▶ _REQUIRED WORK_: Please set down every line of the records below exactly, without the pictures.

▶ _INPUT_:
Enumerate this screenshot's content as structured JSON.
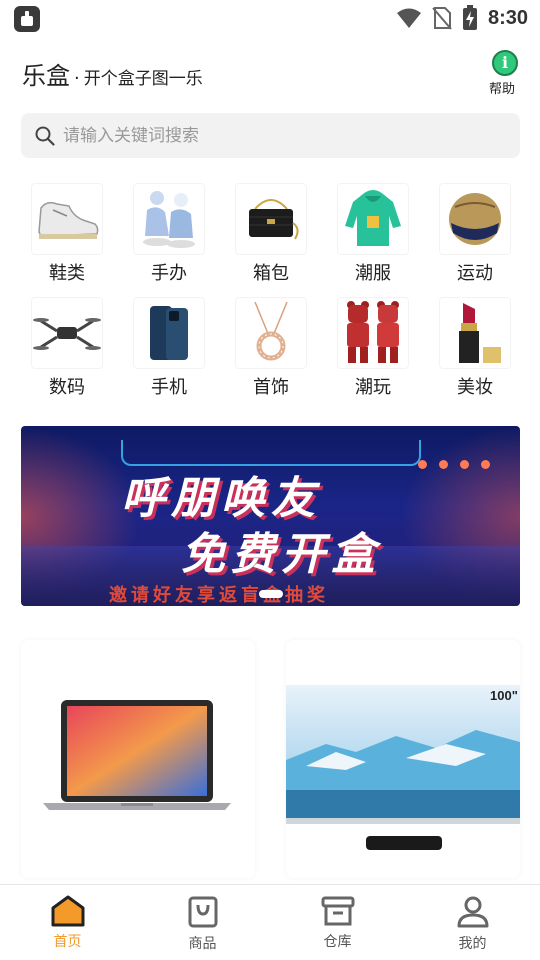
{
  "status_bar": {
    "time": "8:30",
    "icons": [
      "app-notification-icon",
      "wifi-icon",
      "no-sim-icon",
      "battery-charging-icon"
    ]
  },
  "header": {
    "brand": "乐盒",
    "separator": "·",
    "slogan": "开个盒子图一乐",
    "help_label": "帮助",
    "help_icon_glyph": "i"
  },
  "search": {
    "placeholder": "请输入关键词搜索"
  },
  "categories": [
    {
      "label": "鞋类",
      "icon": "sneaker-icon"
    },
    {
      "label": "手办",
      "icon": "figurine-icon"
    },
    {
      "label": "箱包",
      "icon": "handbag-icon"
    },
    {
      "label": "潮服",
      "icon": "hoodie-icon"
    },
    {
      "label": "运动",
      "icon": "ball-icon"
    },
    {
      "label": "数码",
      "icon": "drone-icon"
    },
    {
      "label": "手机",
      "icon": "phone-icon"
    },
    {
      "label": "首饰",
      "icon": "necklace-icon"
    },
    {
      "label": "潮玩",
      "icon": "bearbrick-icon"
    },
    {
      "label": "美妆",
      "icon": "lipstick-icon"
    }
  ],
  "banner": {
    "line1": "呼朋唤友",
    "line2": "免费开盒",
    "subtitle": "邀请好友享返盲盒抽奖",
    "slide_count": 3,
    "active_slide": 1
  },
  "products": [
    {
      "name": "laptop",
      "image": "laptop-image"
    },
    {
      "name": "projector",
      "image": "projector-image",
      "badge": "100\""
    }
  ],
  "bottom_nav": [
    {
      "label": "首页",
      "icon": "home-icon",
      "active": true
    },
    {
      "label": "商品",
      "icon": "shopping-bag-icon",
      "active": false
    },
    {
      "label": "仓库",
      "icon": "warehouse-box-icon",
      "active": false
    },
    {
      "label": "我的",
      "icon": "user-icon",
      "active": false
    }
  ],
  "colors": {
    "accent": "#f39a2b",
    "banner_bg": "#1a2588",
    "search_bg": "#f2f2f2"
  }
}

▶ _WRITTEN REPLY_:
Enumerate this screenshot's content as structured JSON.
{
  "status_bar": {
    "time": "8:30",
    "icons": [
      "app-notification-icon",
      "wifi-icon",
      "no-sim-icon",
      "battery-charging-icon"
    ]
  },
  "header": {
    "brand": "乐盒",
    "separator": "·",
    "slogan": "开个盒子图一乐",
    "help_label": "帮助",
    "help_icon_glyph": "i"
  },
  "search": {
    "placeholder": "请输入关键词搜索"
  },
  "categories": [
    {
      "label": "鞋类",
      "icon": "sneaker-icon"
    },
    {
      "label": "手办",
      "icon": "figurine-icon"
    },
    {
      "label": "箱包",
      "icon": "handbag-icon"
    },
    {
      "label": "潮服",
      "icon": "hoodie-icon"
    },
    {
      "label": "运动",
      "icon": "ball-icon"
    },
    {
      "label": "数码",
      "icon": "drone-icon"
    },
    {
      "label": "手机",
      "icon": "phone-icon"
    },
    {
      "label": "首饰",
      "icon": "necklace-icon"
    },
    {
      "label": "潮玩",
      "icon": "bearbrick-icon"
    },
    {
      "label": "美妆",
      "icon": "lipstick-icon"
    }
  ],
  "banner": {
    "line1": "呼朋唤友",
    "line2": "免费开盒",
    "subtitle": "邀请好友享返盲盒抽奖",
    "slide_count": 3,
    "active_slide": 1
  },
  "products": [
    {
      "name": "laptop",
      "image": "laptop-image"
    },
    {
      "name": "projector",
      "image": "projector-image",
      "badge": "100\""
    }
  ],
  "bottom_nav": [
    {
      "label": "首页",
      "icon": "home-icon",
      "active": true
    },
    {
      "label": "商品",
      "icon": "shopping-bag-icon",
      "active": false
    },
    {
      "label": "仓库",
      "icon": "warehouse-box-icon",
      "active": false
    },
    {
      "label": "我的",
      "icon": "user-icon",
      "active": false
    }
  ],
  "colors": {
    "accent": "#f39a2b",
    "banner_bg": "#1a2588",
    "search_bg": "#f2f2f2"
  }
}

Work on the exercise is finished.